- Prayer for today
The Archbishop of Canterbury, Justin Welby, is to create a new monastic community at his London residence of Lambeth Palace. Like many experiments with innovative models of religious life, it will combine aspects ancient and modern
- Home News
- World News
- Parish Practice
- Letters Extra
- The living Spirit
- World faces greatest humanitarian crisis since World War II – Caritas president
- Bishops’ general secretary, Mgr Marcus Stock, to lead cash-strapped diocese of Leeds
- Egan: don’t assume Synod on the Family will radically change church teaching
- Cohabitees, divorcee and single parent among brides and grooms married by Pope in Vatican ceremony
- If there’s a shortage of priests in Ireland, why not ordain women to the diaconate?

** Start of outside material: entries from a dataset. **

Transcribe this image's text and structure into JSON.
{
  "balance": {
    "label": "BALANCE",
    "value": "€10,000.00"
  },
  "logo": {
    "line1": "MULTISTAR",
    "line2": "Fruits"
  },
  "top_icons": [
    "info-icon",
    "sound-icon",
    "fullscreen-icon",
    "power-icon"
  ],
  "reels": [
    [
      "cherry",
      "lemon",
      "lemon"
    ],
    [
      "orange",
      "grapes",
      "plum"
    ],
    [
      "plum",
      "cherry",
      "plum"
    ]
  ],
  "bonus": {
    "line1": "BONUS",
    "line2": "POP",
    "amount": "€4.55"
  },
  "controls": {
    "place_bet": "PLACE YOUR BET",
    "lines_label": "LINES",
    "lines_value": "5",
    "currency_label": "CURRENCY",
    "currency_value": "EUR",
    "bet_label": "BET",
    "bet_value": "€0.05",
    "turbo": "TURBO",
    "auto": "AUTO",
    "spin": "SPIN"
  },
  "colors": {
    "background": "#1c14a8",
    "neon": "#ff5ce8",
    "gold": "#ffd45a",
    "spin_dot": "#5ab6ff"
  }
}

Michael Phelan
- Christians and Yazidis in Iraq: unwanted guests in their own country John Eibner, Christian Solidarity International
- Church should rethink its attitude to adoption Katherine Backler
Saudi Arabia has been heavily criticised for its persecution of Christians, at a major Saudi-organised interfaith meeting in Vienna.
A Christian human rights campaigner, Elmar Kuhn, accused the Saudis of persecuting Christians in their home country and highlighted the fact that they have no rights of publish worship.
The conference was organised by the King Abdullah International Centre for Interfaith and Cultural Dialogue (KAICIID) on 18 and 19 November on the theme of “The Image of the Other”. The criticism is a major embarrassment for a monarchy that forbids all expressions of Christianity in Saudi Arabia, despite being allowed to finance mosques across the world.
Mr Kuhn, general secretary of the Austrian branch of the human rights organisation Christian Solidarity International (CSI), told his hosts it was “a great pity” and “certainly a deadly earnest matter” that of all interfaith centres KAICIID should have applied itself to interreligious dialogue without any progress having been made in this field in Saudi Arabia itself.
Five hundred experts, policymakers and religious leaders working in the fields of education and religion from more than 90 countries took part in the two-day conference.
Before he left for Vienna to take part in the conference, Cardinal Jean-Louis Tauran told Vatican Radio that it was important to use this channel to build bridges between Christianity and Islam adding, “I’m a realist. The baby has begun to walk and must be supported.”
The Saudi centre was inaugurated in Vienna on 26 November 2012 with the Holy See as a “founding observer”.